— Elizabeth Warren (@SenWarren) February 4, 2024
“From Doritos to Oreos to even toilet paper, these big corporations are shrinking how much they give us, but they’re charging the same amount or sometimes even more,” Warren said in a post on X, formerly known as Twitter, on Feb. 4.
How is shrinkflation affecting consumers?
Shrinkflation can happen with any product beyond the number of chips that come in a bag or the amount of toilet paper on a single roll.
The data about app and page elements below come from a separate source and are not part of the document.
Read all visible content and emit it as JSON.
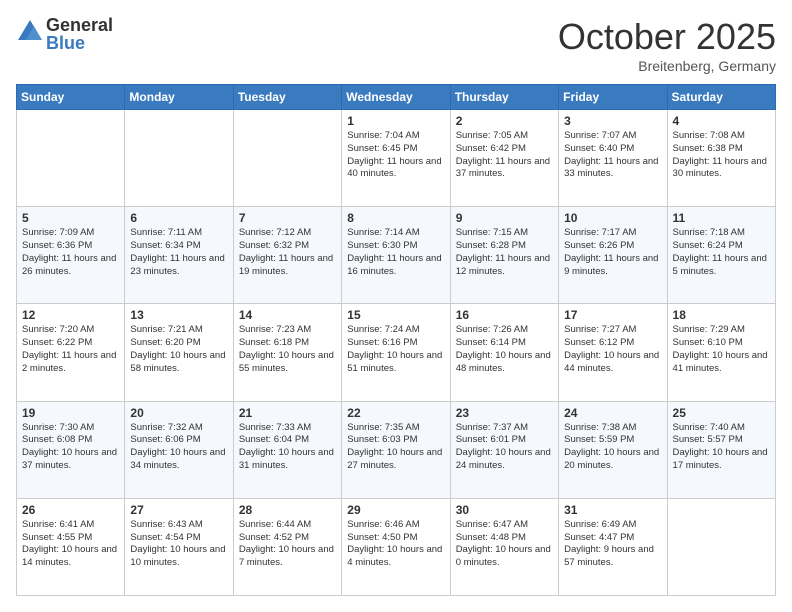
{
  "header": {
    "logo_general": "General",
    "logo_blue": "Blue",
    "month_title": "October 2025",
    "location": "Breitenberg, Germany"
  },
  "weekdays": [
    "Sunday",
    "Monday",
    "Tuesday",
    "Wednesday",
    "Thursday",
    "Friday",
    "Saturday"
  ],
  "weeks": [
    [
      {
        "day": "",
        "info": ""
      },
      {
        "day": "",
        "info": ""
      },
      {
        "day": "",
        "info": ""
      },
      {
        "day": "1",
        "info": "Sunrise: 7:04 AM\nSunset: 6:45 PM\nDaylight: 11 hours and 40 minutes."
      },
      {
        "day": "2",
        "info": "Sunrise: 7:05 AM\nSunset: 6:42 PM\nDaylight: 11 hours and 37 minutes."
      },
      {
        "day": "3",
        "info": "Sunrise: 7:07 AM\nSunset: 6:40 PM\nDaylight: 11 hours and 33 minutes."
      },
      {
        "day": "4",
        "info": "Sunrise: 7:08 AM\nSunset: 6:38 PM\nDaylight: 11 hours and 30 minutes."
      }
    ],
    [
      {
        "day": "5",
        "info": "Sunrise: 7:09 AM\nSunset: 6:36 PM\nDaylight: 11 hours and 26 minutes."
      },
      {
        "day": "6",
        "info": "Sunrise: 7:11 AM\nSunset: 6:34 PM\nDaylight: 11 hours and 23 minutes."
      },
      {
        "day": "7",
        "info": "Sunrise: 7:12 AM\nSunset: 6:32 PM\nDaylight: 11 hours and 19 minutes."
      },
      {
        "day": "8",
        "info": "Sunrise: 7:14 AM\nSunset: 6:30 PM\nDaylight: 11 hours and 16 minutes."
      },
      {
        "day": "9",
        "info": "Sunrise: 7:15 AM\nSunset: 6:28 PM\nDaylight: 11 hours and 12 minutes."
      },
      {
        "day": "10",
        "info": "Sunrise: 7:17 AM\nSunset: 6:26 PM\nDaylight: 11 hours and 9 minutes."
      },
      {
        "day": "11",
        "info": "Sunrise: 7:18 AM\nSunset: 6:24 PM\nDaylight: 11 hours and 5 minutes."
      }
    ],
    [
      {
        "day": "12",
        "info": "Sunrise: 7:20 AM\nSunset: 6:22 PM\nDaylight: 11 hours and 2 minutes."
      },
      {
        "day": "13",
        "info": "Sunrise: 7:21 AM\nSunset: 6:20 PM\nDaylight: 10 hours and 58 minutes."
      },
      {
        "day": "14",
        "info": "Sunrise: 7:23 AM\nSunset: 6:18 PM\nDaylight: 10 hours and 55 minutes."
      },
      {
        "day": "15",
        "info": "Sunrise: 7:24 AM\nSunset: 6:16 PM\nDaylight: 10 hours and 51 minutes."
      },
      {
        "day": "16",
        "info": "Sunrise: 7:26 AM\nSunset: 6:14 PM\nDaylight: 10 hours and 48 minutes."
      },
      {
        "day": "17",
        "info": "Sunrise: 7:27 AM\nSunset: 6:12 PM\nDaylight: 10 hours and 44 minutes."
      },
      {
        "day": "18",
        "info": "Sunrise: 7:29 AM\nSunset: 6:10 PM\nDaylight: 10 hours and 41 minutes."
      }
    ],
    [
      {
        "day": "19",
        "info": "Sunrise: 7:30 AM\nSunset: 6:08 PM\nDaylight: 10 hours and 37 minutes."
      },
      {
        "day": "20",
        "info": "Sunrise: 7:32 AM\nSunset: 6:06 PM\nDaylight: 10 hours and 34 minutes."
      },
      {
        "day": "21",
        "info": "Sunrise: 7:33 AM\nSunset: 6:04 PM\nDaylight: 10 hours and 31 minutes."
      },
      {
        "day": "22",
        "info": "Sunrise: 7:35 AM\nSunset: 6:03 PM\nDaylight: 10 hours and 27 minutes."
      },
      {
        "day": "23",
        "info": "Sunrise: 7:37 AM\nSunset: 6:01 PM\nDaylight: 10 hours and 24 minutes."
      },
      {
        "day": "24",
        "info": "Sunrise: 7:38 AM\nSunset: 5:59 PM\nDaylight: 10 hours and 20 minutes."
      },
      {
        "day": "25",
        "info": "Sunrise: 7:40 AM\nSunset: 5:57 PM\nDaylight: 10 hours and 17 minutes."
      }
    ],
    [
      {
        "day": "26",
        "info": "Sunrise: 6:41 AM\nSunset: 4:55 PM\nDaylight: 10 hours and 14 minutes."
      },
      {
        "day": "27",
        "info": "Sunrise: 6:43 AM\nSunset: 4:54 PM\nDaylight: 10 hours and 10 minutes."
      },
      {
        "day": "28",
        "info": "Sunrise: 6:44 AM\nSunset: 4:52 PM\nDaylight: 10 hours and 7 minutes."
      },
      {
        "day": "29",
        "info": "Sunrise: 6:46 AM\nSunset: 4:50 PM\nDaylight: 10 hours and 4 minutes."
      },
      {
        "day": "30",
        "info": "Sunrise: 6:47 AM\nSunset: 4:48 PM\nDaylight: 10 hours and 0 minutes."
      },
      {
        "day": "31",
        "info": "Sunrise: 6:49 AM\nSunset: 4:47 PM\nDaylight: 9 hours and 57 minutes."
      },
      {
        "day": "",
        "info": ""
      }
    ]
  ]
}
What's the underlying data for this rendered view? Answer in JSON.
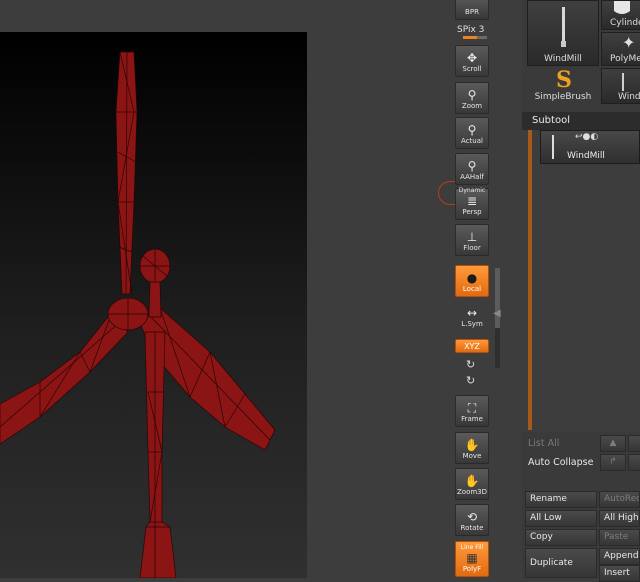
{
  "viewport": {
    "label": "3D viewport",
    "model_color": "#8b1414",
    "wire_color": "#2a0505"
  },
  "shelf": {
    "bpr": "BPR",
    "spix": "SPix 3",
    "spix_level": 0.6,
    "buttons": [
      {
        "id": "scroll",
        "label": "Scroll",
        "icon": "scroll-icon",
        "glyph": "✥",
        "active": false
      },
      {
        "id": "zoom",
        "label": "Zoom",
        "icon": "zoom-icon",
        "glyph": "⚲",
        "active": false
      },
      {
        "id": "actual",
        "label": "Actual",
        "icon": "actual-icon",
        "glyph": "⚲",
        "active": false
      },
      {
        "id": "aahalf",
        "label": "AAHalf",
        "icon": "aahalf-icon",
        "glyph": "⚲",
        "active": false
      },
      {
        "id": "persp",
        "label": "Persp",
        "icon": "persp-icon",
        "glyph": "≣",
        "active": false,
        "top_label": "Dynamic"
      },
      {
        "id": "floor",
        "label": "Floor",
        "icon": "floor-icon",
        "glyph": "⊥",
        "active": false
      },
      {
        "id": "local",
        "label": "Local",
        "icon": "local-icon",
        "glyph": "●",
        "active": true
      },
      {
        "id": "lsym",
        "label": "L.Sym",
        "icon": "lsym-icon",
        "glyph": "↔",
        "active": false
      },
      {
        "id": "xyz",
        "label": "XYZ",
        "icon": "xyz-icon",
        "glyph": "",
        "active": true
      },
      {
        "id": "frame",
        "label": "Frame",
        "icon": "frame-icon",
        "glyph": "⛶",
        "active": false
      },
      {
        "id": "move",
        "label": "Move",
        "icon": "move-icon",
        "glyph": "✋",
        "active": false
      },
      {
        "id": "zoom3d",
        "label": "Zoom3D",
        "icon": "zoom3d-icon",
        "glyph": "✋",
        "active": false
      },
      {
        "id": "rotate",
        "label": "Rotate",
        "icon": "rotate-icon",
        "glyph": "⟲",
        "active": false
      },
      {
        "id": "polyf",
        "label": "PolyF",
        "icon": "polyf-icon",
        "glyph": "▦",
        "active": true,
        "top_label": "Line Fill"
      }
    ]
  },
  "tool_palette": {
    "thumbs": [
      {
        "label": "WindMill",
        "icon": "windmill-icon"
      },
      {
        "label": "Cylinde",
        "icon": "cylinder-icon"
      },
      {
        "label": "PolyMe",
        "icon": "polymesh-icon"
      },
      {
        "label": "SimpleBrush",
        "icon": "simplebrush-icon"
      },
      {
        "label": "Wind",
        "icon": "windmill-icon"
      }
    ],
    "subtool": {
      "title": "Subtool",
      "item_label": "WindMill",
      "list_all": "List All",
      "auto_collapse": "Auto Collapse",
      "rename": "Rename",
      "auto_reorder": "AutoReo",
      "all_low": "All Low",
      "all_high": "All High",
      "copy": "Copy",
      "paste": "Paste",
      "duplicate": "Duplicate",
      "append": "Append",
      "insert": "Insert"
    }
  }
}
The Chicago Sun-Times reported that Bounty shrunk its 12-roll paper towel bundles from 98 sheets per roll to 90 sheets, equating to around an 8% decrease. The Sun-Times also reported that the “family size” package of Oreo Double Stuf cookies “shrunk from 1 pound, 4 ounces to 1 pound, 2.71 ounces” while maintaining the same price — something that consumers have quickly picked up on.
— Brian Lozano (@bllamar0171) January 31, 2024
Oreo did not respond to Yahoo News’ request for comment.
Like Warren, other consumers have taken to social platforms to voice their frustration about “shrinking” grocery items.
“Companies are out here gaslighting us into thinking that shrinkflation isn’t real,” Brandon Wenerd (@brandonwenerd) says in a post while picking up a bag of chips at the grocery store. “There’s three chips in the whole bag.”
While shrinkflation is the practice of decreasing the amount of product while charging the same price, another trend consumers are seeing more of is “skimpflation.”
“This is when businesses try to skimp on what they’re giving you,” Braiden Shaw (@braiden.fulcrum), a mortgage broker and TikTok creator, says in a post. “Whether the quantity of it, the quality of it, the ingredients of it or whatever it is, to try and skimp on giving you the same thing that they did before to try and save money.”
In 2022, CBS News reported on skimpflation, describing it as when companies “reformulat[e] their products using cheaper ingredients to reduce their manufacturing costs” but still charge the same price.
President Biden weighed in on the conversation while at a Jan. 27 political rally in South Carolina by calling out companies that are implementing shrinkflation tactics.
“There are still too many corporations in America ripping people off: price gouging, junk fees, greedflation, shrinkflation,” he said. “Americans, we’re tired of being played for suckers.”